Could you restate the entries below word for word?
+++ Task material
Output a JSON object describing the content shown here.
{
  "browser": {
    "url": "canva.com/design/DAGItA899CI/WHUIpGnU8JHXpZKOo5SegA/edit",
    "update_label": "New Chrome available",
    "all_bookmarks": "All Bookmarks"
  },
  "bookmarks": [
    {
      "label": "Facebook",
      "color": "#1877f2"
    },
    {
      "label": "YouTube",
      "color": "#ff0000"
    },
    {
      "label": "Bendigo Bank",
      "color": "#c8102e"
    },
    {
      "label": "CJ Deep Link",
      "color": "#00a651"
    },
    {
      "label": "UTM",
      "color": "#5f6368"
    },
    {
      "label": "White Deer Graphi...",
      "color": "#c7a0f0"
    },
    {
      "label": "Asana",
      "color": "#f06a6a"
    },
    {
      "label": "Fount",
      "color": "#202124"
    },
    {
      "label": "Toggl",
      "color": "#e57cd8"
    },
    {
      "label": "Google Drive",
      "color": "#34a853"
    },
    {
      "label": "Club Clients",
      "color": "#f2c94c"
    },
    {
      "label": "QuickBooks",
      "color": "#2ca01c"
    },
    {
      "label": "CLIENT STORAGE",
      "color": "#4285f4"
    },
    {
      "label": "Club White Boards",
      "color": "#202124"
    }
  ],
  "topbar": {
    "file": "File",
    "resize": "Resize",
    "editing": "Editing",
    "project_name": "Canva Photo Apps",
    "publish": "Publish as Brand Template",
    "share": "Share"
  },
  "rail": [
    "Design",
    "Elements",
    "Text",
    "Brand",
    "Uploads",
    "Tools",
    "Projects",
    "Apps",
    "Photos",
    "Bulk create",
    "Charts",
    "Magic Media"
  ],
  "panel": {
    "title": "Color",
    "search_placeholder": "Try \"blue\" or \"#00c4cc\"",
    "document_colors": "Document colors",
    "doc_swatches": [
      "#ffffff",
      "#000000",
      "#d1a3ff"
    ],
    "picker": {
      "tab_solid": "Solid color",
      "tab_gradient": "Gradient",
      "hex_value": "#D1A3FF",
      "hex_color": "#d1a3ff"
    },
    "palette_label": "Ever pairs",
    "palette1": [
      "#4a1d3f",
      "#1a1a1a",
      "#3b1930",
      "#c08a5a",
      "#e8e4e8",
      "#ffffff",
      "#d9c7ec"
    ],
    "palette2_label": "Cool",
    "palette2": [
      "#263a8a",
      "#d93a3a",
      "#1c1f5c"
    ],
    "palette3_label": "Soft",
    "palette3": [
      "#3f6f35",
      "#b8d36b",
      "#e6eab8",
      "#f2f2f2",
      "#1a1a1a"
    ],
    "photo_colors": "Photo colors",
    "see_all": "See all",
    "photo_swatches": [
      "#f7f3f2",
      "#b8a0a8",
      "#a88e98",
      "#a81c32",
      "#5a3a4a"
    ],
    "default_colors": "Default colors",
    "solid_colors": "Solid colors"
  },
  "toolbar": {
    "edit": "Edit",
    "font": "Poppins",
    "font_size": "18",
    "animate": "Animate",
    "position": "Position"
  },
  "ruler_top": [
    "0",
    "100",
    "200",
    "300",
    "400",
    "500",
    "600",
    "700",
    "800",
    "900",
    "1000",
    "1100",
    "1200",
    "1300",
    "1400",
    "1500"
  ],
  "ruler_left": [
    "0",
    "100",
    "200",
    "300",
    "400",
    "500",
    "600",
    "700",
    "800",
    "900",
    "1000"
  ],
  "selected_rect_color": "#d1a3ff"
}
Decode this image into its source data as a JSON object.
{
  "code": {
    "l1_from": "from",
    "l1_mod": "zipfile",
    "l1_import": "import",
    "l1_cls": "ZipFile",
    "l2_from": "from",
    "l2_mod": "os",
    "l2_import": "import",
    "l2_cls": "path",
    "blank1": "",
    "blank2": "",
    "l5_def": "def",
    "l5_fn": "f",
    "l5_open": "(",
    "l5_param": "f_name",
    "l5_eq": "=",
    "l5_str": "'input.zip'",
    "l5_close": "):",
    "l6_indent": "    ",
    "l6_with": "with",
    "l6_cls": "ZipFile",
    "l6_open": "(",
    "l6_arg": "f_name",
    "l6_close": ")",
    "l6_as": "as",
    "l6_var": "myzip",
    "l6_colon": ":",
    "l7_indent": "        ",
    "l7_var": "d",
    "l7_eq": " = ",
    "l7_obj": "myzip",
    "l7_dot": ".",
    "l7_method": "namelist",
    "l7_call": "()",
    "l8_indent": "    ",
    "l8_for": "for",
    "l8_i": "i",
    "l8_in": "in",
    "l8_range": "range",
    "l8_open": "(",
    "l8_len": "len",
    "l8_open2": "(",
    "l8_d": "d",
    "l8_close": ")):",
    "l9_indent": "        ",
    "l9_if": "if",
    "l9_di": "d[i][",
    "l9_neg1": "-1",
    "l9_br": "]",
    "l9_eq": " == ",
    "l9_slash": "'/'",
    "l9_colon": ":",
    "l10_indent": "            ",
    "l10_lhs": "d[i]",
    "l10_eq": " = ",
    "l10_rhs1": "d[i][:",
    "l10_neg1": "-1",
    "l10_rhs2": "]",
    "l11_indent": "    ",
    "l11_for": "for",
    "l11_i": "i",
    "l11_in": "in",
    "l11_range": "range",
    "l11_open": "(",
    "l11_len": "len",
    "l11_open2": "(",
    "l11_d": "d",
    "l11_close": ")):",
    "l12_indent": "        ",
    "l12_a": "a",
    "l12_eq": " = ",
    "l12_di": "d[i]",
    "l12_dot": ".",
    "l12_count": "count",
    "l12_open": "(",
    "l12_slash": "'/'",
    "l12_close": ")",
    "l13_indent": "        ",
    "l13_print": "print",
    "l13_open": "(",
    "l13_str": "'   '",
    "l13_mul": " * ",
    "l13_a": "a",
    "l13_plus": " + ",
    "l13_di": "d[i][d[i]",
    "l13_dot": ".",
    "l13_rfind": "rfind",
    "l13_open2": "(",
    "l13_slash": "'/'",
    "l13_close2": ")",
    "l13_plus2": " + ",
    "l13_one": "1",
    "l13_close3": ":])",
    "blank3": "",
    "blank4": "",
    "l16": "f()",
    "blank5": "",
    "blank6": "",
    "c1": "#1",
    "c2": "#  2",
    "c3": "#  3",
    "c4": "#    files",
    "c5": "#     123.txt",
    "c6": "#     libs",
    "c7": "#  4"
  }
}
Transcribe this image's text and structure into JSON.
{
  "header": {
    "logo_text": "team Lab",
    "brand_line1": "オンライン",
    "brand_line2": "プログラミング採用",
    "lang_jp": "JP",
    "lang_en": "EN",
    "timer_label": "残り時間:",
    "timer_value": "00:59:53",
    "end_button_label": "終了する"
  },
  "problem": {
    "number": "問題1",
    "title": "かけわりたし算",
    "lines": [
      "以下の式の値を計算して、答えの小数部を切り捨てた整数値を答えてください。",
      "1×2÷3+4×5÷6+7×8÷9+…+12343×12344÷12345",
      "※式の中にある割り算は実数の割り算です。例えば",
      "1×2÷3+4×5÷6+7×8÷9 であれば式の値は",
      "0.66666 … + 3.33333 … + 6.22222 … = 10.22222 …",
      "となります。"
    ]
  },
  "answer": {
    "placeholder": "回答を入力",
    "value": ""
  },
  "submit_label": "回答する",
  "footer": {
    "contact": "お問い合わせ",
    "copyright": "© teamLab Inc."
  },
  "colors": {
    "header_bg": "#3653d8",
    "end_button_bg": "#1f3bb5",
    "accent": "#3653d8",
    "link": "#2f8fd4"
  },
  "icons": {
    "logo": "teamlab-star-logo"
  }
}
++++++
[Reply to the task]
Output a JSON object describing the content shown here.
{
  "browser": {
    "url": "canva.com/design/DAGItA899CI/WHUIpGnU8JHXpZKOo5SegA/edit",
    "update_label": "New Chrome available",
    "all_bookmarks": "All Bookmarks"
  },
  "bookmarks": [
    {
      "label": "Facebook",
      "color": "#1877f2"
    },
    {
      "label": "YouTube",
      "color": "#ff0000"
    },
    {
      "label": "Bendigo Bank",
      "color": "#c8102e"
    },
    {
      "label": "CJ Deep Link",
      "color": "#00a651"
    },
    {
      "label": "UTM",
      "color": "#5f6368"
    },
    {
      "label": "White Deer Graphi...",
      "color": "#c7a0f0"
    },
    {
      "label": "Asana",
      "color": "#f06a6a"
    },
    {
      "label": "Fount",
      "color": "#202124"
    },
    {
      "label": "Toggl",
      "color": "#e57cd8"
    },
    {
      "label": "Google Drive",
      "color": "#34a853"
    },
    {
      "label": "Club Clients",
      "color": "#f2c94c"
    },
    {
      "label": "QuickBooks",
      "color": "#2ca01c"
    },
    {
      "label": "CLIENT STORAGE",
      "color": "#4285f4"
    },
    {
      "label": "Club White Boards",
      "color": "#202124"
    }
  ],
  "topbar": {
    "file": "File",
    "resize": "Resize",
    "editing": "Editing",
    "project_name": "Canva Photo Apps",
    "publish": "Publish as Brand Template",
    "share": "Share"
  },
  "rail": [
    "Design",
    "Elements",
    "Text",
    "Brand",
    "Uploads",
    "Tools",
    "Projects",
    "Apps",
    "Photos",
    "Bulk create",
    "Charts",
    "Magic Media"
  ],
  "panel": {
    "title": "Color",
    "search_placeholder": "Try \"blue\" or \"#00c4cc\"",
    "document_colors": "Document colors",
    "doc_swatches": [
      "#ffffff",
      "#000000",
      "#d1a3ff"
    ],
    "picker": {
      "tab_solid": "Solid color",
      "tab_gradient": "Gradient",
      "hex_value": "#D1A3FF",
      "hex_color": "#d1a3ff"
    },
    "palette_label": "Ever pairs",
    "palette1": [
      "#4a1d3f",
      "#1a1a1a",
      "#3b1930",
      "#c08a5a",
      "#e8e4e8",
      "#ffffff",
      "#d9c7ec"
    ],
    "palette2_label": "Cool",
    "palette2": [
      "#263a8a",
      "#d93a3a",
      "#1c1f5c"
    ],
    "palette3_label": "Soft",
    "palette3": [
      "#3f6f35",
      "#b8d36b",
      "#e6eab8",
      "#f2f2f2",
      "#1a1a1a"
    ],
    "photo_colors": "Photo colors",
    "see_all": "See all",
    "photo_swatches": [
      "#f7f3f2",
      "#b8a0a8",
      "#a88e98",
      "#a81c32",
      "#5a3a4a"
    ],
    "default_colors": "Default colors",
    "solid_colors": "Solid colors"
  },
  "toolbar": {
    "edit": "Edit",
    "font": "Poppins",
    "font_size": "18",
    "animate": "Animate",
    "position": "Position"
  },
  "ruler_top": [
    "0",
    "100",
    "200",
    "300",
    "400",
    "500",
    "600",
    "700",
    "800",
    "900",
    "1000",
    "1100",
    "1200",
    "1300",
    "1400",
    "1500"
  ],
  "ruler_left": [
    "0",
    "100",
    "200",
    "300",
    "400",
    "500",
    "600",
    "700",
    "800",
    "900",
    "1000"
  ],
  "selected_rect_color": "#d1a3ff"
}
Decode this image into its source data as a JSON object.
{
  "code": {
    "l1_from": "from",
    "l1_mod": "zipfile",
    "l1_import": "import",
    "l1_cls": "ZipFile",
    "l2_from": "from",
    "l2_mod": "os",
    "l2_import": "import",
    "l2_cls": "path",
    "blank1": "",
    "blank2": "",
    "l5_def": "def",
    "l5_fn": "f",
    "l5_open": "(",
    "l5_param": "f_name",
    "l5_eq": "=",
    "l5_str": "'input.zip'",
    "l5_close": "):",
    "l6_indent": "    ",
    "l6_with": "with",
    "l6_cls": "ZipFile",
    "l6_open": "(",
    "l6_arg": "f_name",
    "l6_close": ")",
    "l6_as": "as",
    "l6_var": "myzip",
    "l6_colon": ":",
    "l7_indent": "        ",
    "l7_var": "d",
    "l7_eq": " = ",
    "l7_obj": "myzip",
    "l7_dot": ".",
    "l7_method": "namelist",
    "l7_call": "()",
    "l8_indent": "    ",
    "l8_for": "for",
    "l8_i": "i",
    "l8_in": "in",
    "l8_range": "range",
    "l8_open": "(",
    "l8_len": "len",
    "l8_open2": "(",
    "l8_d": "d",
    "l8_close": ")):",
    "l9_indent": "        ",
    "l9_if": "if",
    "l9_di": "d[i][",
    "l9_neg1": "-1",
    "l9_br": "]",
    "l9_eq": " == ",
    "l9_slash": "'/'",
    "l9_colon": ":",
    "l10_indent": "            ",
    "l10_lhs": "d[i]",
    "l10_eq": " = ",
    "l10_rhs1": "d[i][:",
    "l10_neg1": "-1",
    "l10_rhs2": "]",
    "l11_indent": "    ",
    "l11_for": "for",
    "l11_i": "i",
    "l11_in": "in",
    "l11_range": "range",
    "l11_open": "(",
    "l11_len": "len",
    "l11_open2": "(",
    "l11_d": "d",
    "l11_close": ")):",
    "l12_indent": "        ",
    "l12_a": "a",
    "l12_eq": " = ",
    "l12_di": "d[i]",
    "l12_dot": ".",
    "l12_count": "count",
    "l12_open": "(",
    "l12_slash": "'/'",
    "l12_close": ")",
    "l13_indent": "        ",
    "l13_print": "print",
    "l13_open": "(",
    "l13_str": "'   '",
    "l13_mul": " * ",
    "l13_a": "a",
    "l13_plus": " + ",
    "l13_di": "d[i][d[i]",
    "l13_dot": ".",
    "l13_rfind": "rfind",
    "l13_open2": "(",
    "l13_slash": "'/'",
    "l13_close2": ")",
    "l13_plus2": " + ",
    "l13_one": "1",
    "l13_close3": ":])",
    "blank3": "",
    "blank4": "",
    "l16": "f()",
    "blank5": "",
    "blank6": "",
    "c1": "#1",
    "c2": "#  2",
    "c3": "#  3",
    "c4": "#    files",
    "c5": "#     123.txt",
    "c6": "#     libs",
    "c7": "#  4"
  }
}
Transcribe this image's text and structure into JSON.
{
  "header": {
    "logo_text": "team Lab",
    "brand_line1": "オンライン",
    "brand_line2": "プログラミング採用",
    "lang_jp": "JP",
    "lang_en": "EN",
    "timer_label": "残り時間:",
    "timer_value": "00:59:53",
    "end_button_label": "終了する"
  },
  "problem": {
    "number": "問題1",
    "title": "かけわりたし算",
    "lines": [
      "以下の式の値を計算して、答えの小数部を切り捨てた整数値を答えてください。",
      "1×2÷3+4×5÷6+7×8÷9+…+12343×12344÷12345",
      "※式の中にある割り算は実数の割り算です。例えば",
      "1×2÷3+4×5÷6+7×8÷9 であれば式の値は",
      "0.66666 … + 3.33333 … + 6.22222 … = 10.22222 …",
      "となります。"
    ]
  },
  "answer": {
    "placeholder": "回答を入力",
    "value": ""
  },
  "submit_label": "回答する",
  "footer": {
    "contact": "お問い合わせ",
    "copyright": "© teamLab Inc."
  },
  "colors": {
    "header_bg": "#3653d8",
    "end_button_bg": "#1f3bb5",
    "accent": "#3653d8",
    "link": "#2f8fd4"
  },
  "icons": {
    "logo": "teamlab-star-logo"
  }
}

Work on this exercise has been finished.